= Beginning of Section =

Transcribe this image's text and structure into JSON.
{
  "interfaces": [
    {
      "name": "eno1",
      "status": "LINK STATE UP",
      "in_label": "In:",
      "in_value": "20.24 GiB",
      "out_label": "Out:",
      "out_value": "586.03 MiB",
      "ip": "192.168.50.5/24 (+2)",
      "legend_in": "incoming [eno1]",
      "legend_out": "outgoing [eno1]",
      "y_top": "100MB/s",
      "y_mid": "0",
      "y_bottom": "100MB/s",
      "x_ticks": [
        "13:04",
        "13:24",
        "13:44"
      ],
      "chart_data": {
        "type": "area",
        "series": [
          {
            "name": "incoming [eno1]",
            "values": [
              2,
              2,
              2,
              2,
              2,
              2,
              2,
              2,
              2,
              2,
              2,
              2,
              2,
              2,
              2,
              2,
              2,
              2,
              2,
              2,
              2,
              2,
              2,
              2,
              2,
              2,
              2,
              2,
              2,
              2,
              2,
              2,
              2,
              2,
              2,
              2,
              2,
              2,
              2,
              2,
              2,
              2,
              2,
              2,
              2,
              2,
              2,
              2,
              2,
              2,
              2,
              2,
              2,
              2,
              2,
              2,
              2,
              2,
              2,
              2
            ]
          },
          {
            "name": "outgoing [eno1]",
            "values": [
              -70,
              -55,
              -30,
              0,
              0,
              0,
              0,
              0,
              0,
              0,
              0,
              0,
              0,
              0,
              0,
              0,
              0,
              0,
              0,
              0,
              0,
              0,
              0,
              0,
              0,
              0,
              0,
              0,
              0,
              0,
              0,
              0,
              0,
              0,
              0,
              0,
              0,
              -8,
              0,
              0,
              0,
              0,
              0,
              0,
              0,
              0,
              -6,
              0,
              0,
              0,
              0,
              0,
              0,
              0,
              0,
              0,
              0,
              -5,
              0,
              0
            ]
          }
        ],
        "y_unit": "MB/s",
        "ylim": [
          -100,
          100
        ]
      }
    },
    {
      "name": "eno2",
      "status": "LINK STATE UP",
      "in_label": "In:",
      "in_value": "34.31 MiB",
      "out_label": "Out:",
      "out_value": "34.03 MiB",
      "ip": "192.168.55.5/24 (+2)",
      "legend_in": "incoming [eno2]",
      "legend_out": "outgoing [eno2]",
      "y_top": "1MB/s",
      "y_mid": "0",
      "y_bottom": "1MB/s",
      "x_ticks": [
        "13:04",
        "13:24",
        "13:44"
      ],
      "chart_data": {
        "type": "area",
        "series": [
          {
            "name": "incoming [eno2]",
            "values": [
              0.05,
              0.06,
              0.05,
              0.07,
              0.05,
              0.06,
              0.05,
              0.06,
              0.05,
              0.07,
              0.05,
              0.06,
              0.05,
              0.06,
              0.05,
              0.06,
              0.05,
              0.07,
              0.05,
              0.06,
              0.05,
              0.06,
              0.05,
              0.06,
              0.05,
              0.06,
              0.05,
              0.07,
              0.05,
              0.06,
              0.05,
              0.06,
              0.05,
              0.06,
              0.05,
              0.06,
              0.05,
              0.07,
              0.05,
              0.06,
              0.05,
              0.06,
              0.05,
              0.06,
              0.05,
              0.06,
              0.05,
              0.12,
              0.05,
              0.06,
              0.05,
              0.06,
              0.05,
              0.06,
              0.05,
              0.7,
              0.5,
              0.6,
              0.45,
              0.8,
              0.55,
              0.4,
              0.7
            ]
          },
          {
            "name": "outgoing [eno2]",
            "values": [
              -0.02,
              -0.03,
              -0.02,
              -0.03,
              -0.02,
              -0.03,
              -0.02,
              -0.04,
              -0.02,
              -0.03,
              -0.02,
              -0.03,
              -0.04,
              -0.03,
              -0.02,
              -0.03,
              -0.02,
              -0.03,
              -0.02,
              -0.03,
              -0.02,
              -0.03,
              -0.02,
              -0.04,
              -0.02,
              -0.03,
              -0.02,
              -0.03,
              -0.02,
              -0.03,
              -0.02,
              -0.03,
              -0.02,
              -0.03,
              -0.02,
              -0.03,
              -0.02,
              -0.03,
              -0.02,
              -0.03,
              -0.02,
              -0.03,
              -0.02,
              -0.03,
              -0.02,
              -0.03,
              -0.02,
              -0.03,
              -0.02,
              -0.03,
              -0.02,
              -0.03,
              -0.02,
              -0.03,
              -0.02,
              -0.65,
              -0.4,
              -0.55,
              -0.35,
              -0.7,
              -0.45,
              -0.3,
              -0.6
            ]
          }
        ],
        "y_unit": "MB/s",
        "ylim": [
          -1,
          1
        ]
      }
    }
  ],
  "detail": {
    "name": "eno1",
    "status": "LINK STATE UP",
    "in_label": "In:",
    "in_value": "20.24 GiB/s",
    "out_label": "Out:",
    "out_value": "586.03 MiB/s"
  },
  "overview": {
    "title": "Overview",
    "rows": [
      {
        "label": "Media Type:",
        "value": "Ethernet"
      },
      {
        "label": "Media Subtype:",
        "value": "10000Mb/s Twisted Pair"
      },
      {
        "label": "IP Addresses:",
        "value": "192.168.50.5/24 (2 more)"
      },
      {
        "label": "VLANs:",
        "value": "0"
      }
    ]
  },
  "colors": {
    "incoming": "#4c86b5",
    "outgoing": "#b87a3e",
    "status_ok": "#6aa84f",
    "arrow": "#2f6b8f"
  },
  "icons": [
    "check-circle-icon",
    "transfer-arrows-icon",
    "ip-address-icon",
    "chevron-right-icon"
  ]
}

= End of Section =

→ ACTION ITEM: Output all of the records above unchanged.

→ EXERCISE RESPONSE:
Transcribe this image's text and structure into JSON.
{
  "interfaces": [
    {
      "name": "eno1",
      "status": "LINK STATE UP",
      "in_label": "In:",
      "in_value": "20.24 GiB",
      "out_label": "Out:",
      "out_value": "586.03 MiB",
      "ip": "192.168.50.5/24 (+2)",
      "legend_in": "incoming [eno1]",
      "legend_out": "outgoing [eno1]",
      "y_top": "100MB/s",
      "y_mid": "0",
      "y_bottom": "100MB/s",
      "x_ticks": [
        "13:04",
        "13:24",
        "13:44"
      ],
      "chart_data": {
        "type": "area",
        "series": [
          {
            "name": "incoming [eno1]",
            "values": [
              2,
              2,
              2,
              2,
              2,
              2,
              2,
              2,
              2,
              2,
              2,
              2,
              2,
              2,
              2,
              2,
              2,
              2,
              2,
              2,
              2,
              2,
              2,
              2,
              2,
              2,
              2,
              2,
              2,
              2,
              2,
              2,
              2,
              2,
              2,
              2,
              2,
              2,
              2,
              2,
              2,
              2,
              2,
              2,
              2,
              2,
              2,
              2,
              2,
              2,
              2,
              2,
              2,
              2,
              2,
              2,
              2,
              2,
              2,
              2
            ]
          },
          {
            "name": "outgoing [eno1]",
            "values": [
              -70,
              -55,
              -30,
              0,
              0,
              0,
              0,
              0,
              0,
              0,
              0,
              0,
              0,
              0,
              0,
              0,
              0,
              0,
              0,
              0,
              0,
              0,
              0,
              0,
              0,
              0,
              0,
              0,
              0,
              0,
              0,
              0,
              0,
              0,
              0,
              0,
              0,
              -8,
              0,
              0,
              0,
              0,
              0,
              0,
              0,
              0,
              -6,
              0,
              0,
              0,
              0,
              0,
              0,
              0,
              0,
              0,
              0,
              -5,
              0,
              0
            ]
          }
        ],
        "y_unit": "MB/s",
        "ylim": [
          -100,
          100
        ]
      }
    },
    {
      "name": "eno2",
      "status": "LINK STATE UP",
      "in_label": "In:",
      "in_value": "34.31 MiB",
      "out_label": "Out:",
      "out_value": "34.03 MiB",
      "ip": "192.168.55.5/24 (+2)",
      "legend_in": "incoming [eno2]",
      "legend_out": "outgoing [eno2]",
      "y_top": "1MB/s",
      "y_mid": "0",
      "y_bottom": "1MB/s",
      "x_ticks": [
        "13:04",
        "13:24",
        "13:44"
      ],
      "chart_data": {
        "type": "area",
        "series": [
          {
            "name": "incoming [eno2]",
            "values": [
              0.05,
              0.06,
              0.05,
              0.07,
              0.05,
              0.06,
              0.05,
              0.06,
              0.05,
              0.07,
              0.05,
              0.06,
              0.05,
              0.06,
              0.05,
              0.06,
              0.05,
              0.07,
              0.05,
              0.06,
              0.05,
              0.06,
              0.05,
              0.06,
              0.05,
              0.06,
              0.05,
              0.07,
              0.05,
              0.06,
              0.05,
              0.06,
              0.05,
              0.06,
              0.05,
              0.06,
              0.05,
              0.07,
              0.05,
              0.06,
              0.05,
              0.06,
              0.05,
              0.06,
              0.05,
              0.06,
              0.05,
              0.12,
              0.05,
              0.06,
              0.05,
              0.06,
              0.05,
              0.06,
              0.05,
              0.7,
              0.5,
              0.6,
              0.45,
              0.8,
              0.55,
              0.4,
              0.7
            ]
          },
          {
            "name": "outgoing [eno2]",
            "values": [
              -0.02,
              -0.03,
              -0.02,
              -0.03,
              -0.02,
              -0.03,
              -0.02,
              -0.04,
              -0.02,
              -0.03,
              -0.02,
              -0.03,
              -0.04,
              -0.03,
              -0.02,
              -0.03,
              -0.02,
              -0.03,
              -0.02,
              -0.03,
              -0.02,
              -0.03,
              -0.02,
              -0.04,
              -0.02,
              -0.03,
              -0.02,
              -0.03,
              -0.02,
              -0.03,
              -0.02,
              -0.03,
              -0.02,
              -0.03,
              -0.02,
              -0.03,
              -0.02,
              -0.03,
              -0.02,
              -0.03,
              -0.02,
              -0.03,
              -0.02,
              -0.03,
              -0.02,
              -0.03,
              -0.02,
              -0.03,
              -0.02,
              -0.03,
              -0.02,
              -0.03,
              -0.02,
              -0.03,
              -0.02,
              -0.65,
              -0.4,
              -0.55,
              -0.35,
              -0.7,
              -0.45,
              -0.3,
              -0.6
            ]
          }
        ],
        "y_unit": "MB/s",
        "ylim": [
          -1,
          1
        ]
      }
    }
  ],
  "detail": {
    "name": "eno1",
    "status": "LINK STATE UP",
    "in_label": "In:",
    "in_value": "20.24 GiB/s",
    "out_label": "Out:",
    "out_value": "586.03 MiB/s"
  },
  "overview": {
    "title": "Overview",
    "rows": [
      {
        "label": "Media Type:",
        "value": "Ethernet"
      },
      {
        "label": "Media Subtype:",
        "value": "10000Mb/s Twisted Pair"
      },
      {
        "label": "IP Addresses:",
        "value": "192.168.50.5/24 (2 more)"
      },
      {
        "label": "VLANs:",
        "value": "0"
      }
    ]
  },
  "colors": {
    "incoming": "#4c86b5",
    "outgoing": "#b87a3e",
    "status_ok": "#6aa84f",
    "arrow": "#2f6b8f"
  },
  "icons": [
    "check-circle-icon",
    "transfer-arrows-icon",
    "ip-address-icon",
    "chevron-right-icon"
  ]
}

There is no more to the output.